I came across a startling study a few days ago as I was preparing this: a survey of 60,000 households showed that only 25 percent—1 in 4—of those households had volunteered within the past year and, sadly, that overall percentage has been in decline for several years. As we wrestle with what Christianity might look like in the twenty-first century, sorting through what among our traditions and practices continue to inspire us, I believe that the Spirit may once again be calling us to be a church built around proclaiming our faith through service, empowering not only ourselves but others out of a desire to collectively transform into the people that God has called us to be—and that our service will be an example to a world in need.

Like the early church, there will always be debates to be had about who we are and what defines us—a question that will never be solved due to the ongoing work of the Spirit—but being grounded in service and empowerment for the sake of transforming ourselves and our communities takes us back to the mission of the earliest days of the church. By reclaiming this aspect of our identity and making it core to who we are, we are both claiming our heritage as the servant church and allowing it to reorder our priorities once more.

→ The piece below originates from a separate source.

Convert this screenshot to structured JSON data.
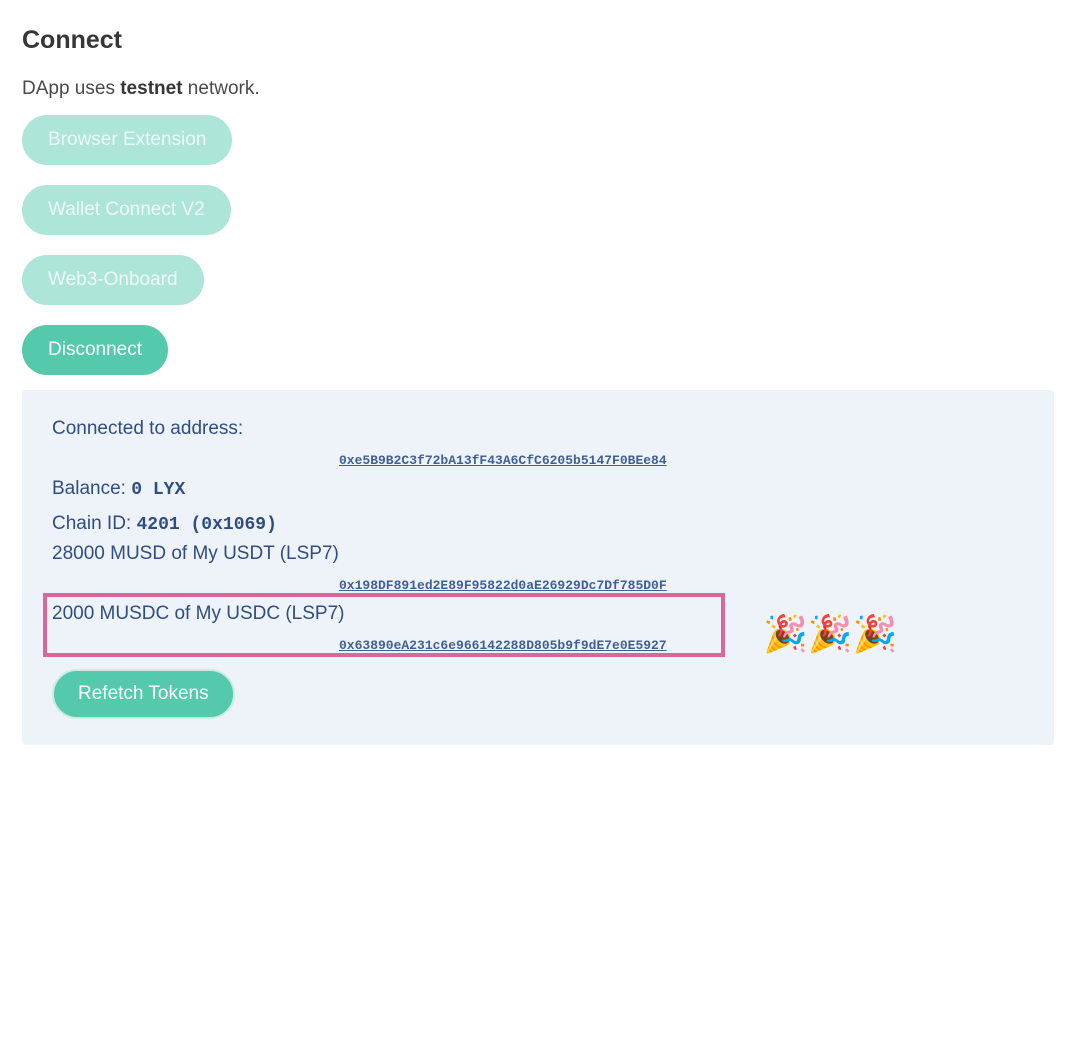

May it indeed be so for all of us as we move into our shared future together. Amen.